Dataset rows for apps and sites

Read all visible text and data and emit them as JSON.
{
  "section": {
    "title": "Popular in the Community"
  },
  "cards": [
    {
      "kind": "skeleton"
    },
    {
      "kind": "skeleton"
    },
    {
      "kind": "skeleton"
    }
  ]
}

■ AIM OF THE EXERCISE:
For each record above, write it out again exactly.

■ WRITTEN RESPONSE:
Read all visible text and data and emit them as JSON.
{
  "section": {
    "title": "Popular in the Community"
  },
  "cards": [
    {
      "kind": "skeleton"
    },
    {
      "kind": "skeleton"
    },
    {
      "kind": "skeleton"
    }
  ]
}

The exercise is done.